### WHAT THIS TASK INVOLVES
Check each line of the listing, and copy it if it contains the word "provenance".

### INPUT FOR THIS TASK

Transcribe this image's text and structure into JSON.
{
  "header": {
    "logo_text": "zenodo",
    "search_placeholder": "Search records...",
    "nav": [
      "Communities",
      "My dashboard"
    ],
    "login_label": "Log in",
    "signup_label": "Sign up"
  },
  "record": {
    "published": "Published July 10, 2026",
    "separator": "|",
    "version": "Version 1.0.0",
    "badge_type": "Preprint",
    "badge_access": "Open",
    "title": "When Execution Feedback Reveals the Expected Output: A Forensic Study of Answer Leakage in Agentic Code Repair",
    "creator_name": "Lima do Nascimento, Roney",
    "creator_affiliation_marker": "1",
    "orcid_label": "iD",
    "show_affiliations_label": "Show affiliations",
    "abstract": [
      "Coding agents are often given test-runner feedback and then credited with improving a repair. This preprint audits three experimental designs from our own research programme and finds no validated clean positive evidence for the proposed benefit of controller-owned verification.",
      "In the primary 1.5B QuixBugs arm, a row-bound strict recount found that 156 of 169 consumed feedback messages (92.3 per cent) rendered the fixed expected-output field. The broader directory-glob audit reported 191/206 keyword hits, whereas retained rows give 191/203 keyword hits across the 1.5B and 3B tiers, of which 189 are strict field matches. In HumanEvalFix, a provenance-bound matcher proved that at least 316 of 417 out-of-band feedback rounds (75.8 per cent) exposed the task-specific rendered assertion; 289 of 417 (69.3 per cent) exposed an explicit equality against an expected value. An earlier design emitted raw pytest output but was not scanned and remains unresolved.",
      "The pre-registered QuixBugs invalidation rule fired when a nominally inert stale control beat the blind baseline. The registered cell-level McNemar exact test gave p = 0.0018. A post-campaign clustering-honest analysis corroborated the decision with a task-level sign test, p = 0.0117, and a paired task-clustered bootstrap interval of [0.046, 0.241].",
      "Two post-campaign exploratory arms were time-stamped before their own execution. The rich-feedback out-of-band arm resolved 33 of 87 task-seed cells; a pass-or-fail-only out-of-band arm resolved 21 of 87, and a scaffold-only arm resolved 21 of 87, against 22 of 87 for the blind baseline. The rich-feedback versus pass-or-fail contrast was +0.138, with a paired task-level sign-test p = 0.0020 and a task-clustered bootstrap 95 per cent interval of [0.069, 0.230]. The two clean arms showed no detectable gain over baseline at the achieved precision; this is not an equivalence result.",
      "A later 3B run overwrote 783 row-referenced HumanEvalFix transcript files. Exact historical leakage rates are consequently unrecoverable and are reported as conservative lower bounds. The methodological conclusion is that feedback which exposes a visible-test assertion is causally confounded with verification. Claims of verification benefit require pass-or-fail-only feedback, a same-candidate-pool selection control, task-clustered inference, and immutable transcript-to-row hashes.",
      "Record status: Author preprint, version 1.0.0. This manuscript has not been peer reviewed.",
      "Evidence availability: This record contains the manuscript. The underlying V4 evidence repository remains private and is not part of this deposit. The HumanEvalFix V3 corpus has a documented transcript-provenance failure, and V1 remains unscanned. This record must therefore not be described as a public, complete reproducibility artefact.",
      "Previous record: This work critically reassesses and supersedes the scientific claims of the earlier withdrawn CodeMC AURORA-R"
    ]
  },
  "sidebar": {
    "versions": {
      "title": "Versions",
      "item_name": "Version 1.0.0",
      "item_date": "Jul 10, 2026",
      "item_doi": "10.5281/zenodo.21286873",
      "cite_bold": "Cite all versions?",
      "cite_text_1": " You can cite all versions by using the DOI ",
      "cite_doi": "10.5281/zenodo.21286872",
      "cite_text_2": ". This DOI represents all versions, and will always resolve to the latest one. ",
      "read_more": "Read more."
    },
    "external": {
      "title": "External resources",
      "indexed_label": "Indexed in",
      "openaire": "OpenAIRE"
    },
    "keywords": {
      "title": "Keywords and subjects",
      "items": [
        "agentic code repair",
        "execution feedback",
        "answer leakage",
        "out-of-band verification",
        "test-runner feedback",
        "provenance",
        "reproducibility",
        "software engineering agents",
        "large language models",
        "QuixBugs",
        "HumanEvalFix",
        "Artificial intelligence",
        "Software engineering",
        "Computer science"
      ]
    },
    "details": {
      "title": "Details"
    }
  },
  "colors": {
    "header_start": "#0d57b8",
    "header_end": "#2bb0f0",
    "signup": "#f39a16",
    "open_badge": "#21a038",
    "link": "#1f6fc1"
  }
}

### ANSWER SPACE
      "In the primary 1.5B QuixBugs arm, a row-bound strict recount found that 156 of 169 consumed feedback messages (92.3 per cent) rendered the fixed expected-output field. The broader directory-glob audit reported 191/206 keyword hits, whereas retained rows give 191/203 keyword hits across the 1.5B and 3B tiers, of which 189 are strict field matches. In HumanEvalFix, a provenance-bound matcher proved that at least 316 of 417 out-of-band feedback rounds (75.8 per cent) exposed the task-specific rendered assertion; 289 of 417 (69.3 per cent) exposed an explicit equality against an expected value. An earlier design emitted raw pytest output but was not scanned and remains unresolved.",
      "Evidence availability: This record contains the manuscript. The underlying V4 evidence repository remains private and is not part of this deposit. The HumanEvalFix V3 corpus has a documented transcript-provenance failure, and V1 remains unscanned. This record must therefore not be described as a public, complete reproducibility artefact.",
        "provenance",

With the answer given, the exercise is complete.